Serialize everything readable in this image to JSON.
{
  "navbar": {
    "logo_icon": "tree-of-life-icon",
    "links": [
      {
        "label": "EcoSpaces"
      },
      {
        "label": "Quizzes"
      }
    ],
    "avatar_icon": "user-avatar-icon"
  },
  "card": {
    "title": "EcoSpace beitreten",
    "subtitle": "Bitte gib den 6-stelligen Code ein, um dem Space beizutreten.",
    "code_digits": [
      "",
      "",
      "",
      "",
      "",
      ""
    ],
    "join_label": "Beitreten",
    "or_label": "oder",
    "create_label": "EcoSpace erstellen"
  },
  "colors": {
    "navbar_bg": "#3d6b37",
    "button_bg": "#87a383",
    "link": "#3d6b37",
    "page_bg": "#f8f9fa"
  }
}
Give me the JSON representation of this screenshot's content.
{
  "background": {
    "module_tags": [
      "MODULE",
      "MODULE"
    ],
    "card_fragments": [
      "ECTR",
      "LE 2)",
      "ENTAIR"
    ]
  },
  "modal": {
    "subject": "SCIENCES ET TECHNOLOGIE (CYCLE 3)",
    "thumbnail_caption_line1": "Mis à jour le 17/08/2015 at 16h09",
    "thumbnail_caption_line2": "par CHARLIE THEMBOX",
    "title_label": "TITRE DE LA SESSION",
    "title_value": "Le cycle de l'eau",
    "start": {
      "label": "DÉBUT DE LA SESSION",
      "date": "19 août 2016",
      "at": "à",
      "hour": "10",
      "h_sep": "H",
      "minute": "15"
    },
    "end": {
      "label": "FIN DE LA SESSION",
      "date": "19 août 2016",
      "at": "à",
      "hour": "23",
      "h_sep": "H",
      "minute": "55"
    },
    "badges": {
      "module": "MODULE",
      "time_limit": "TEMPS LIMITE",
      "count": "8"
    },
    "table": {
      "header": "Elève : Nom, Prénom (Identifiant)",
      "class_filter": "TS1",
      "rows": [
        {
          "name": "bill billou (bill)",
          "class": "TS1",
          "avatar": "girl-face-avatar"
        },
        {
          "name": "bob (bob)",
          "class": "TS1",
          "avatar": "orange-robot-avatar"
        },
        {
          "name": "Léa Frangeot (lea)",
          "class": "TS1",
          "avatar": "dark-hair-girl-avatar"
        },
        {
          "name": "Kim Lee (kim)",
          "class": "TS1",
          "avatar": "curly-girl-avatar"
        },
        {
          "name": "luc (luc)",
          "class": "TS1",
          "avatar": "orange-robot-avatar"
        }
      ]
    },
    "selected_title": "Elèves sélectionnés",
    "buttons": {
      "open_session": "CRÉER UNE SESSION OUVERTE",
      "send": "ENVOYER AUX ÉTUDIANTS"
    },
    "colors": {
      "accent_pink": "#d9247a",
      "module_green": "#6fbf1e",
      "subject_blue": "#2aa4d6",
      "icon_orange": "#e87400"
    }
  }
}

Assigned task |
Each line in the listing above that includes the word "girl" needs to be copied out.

Output of the exercise |
          "avatar": "girl-face-avatar"
          "avatar": "dark-hair-girl-avatar"
          "avatar": "curly-girl-avatar"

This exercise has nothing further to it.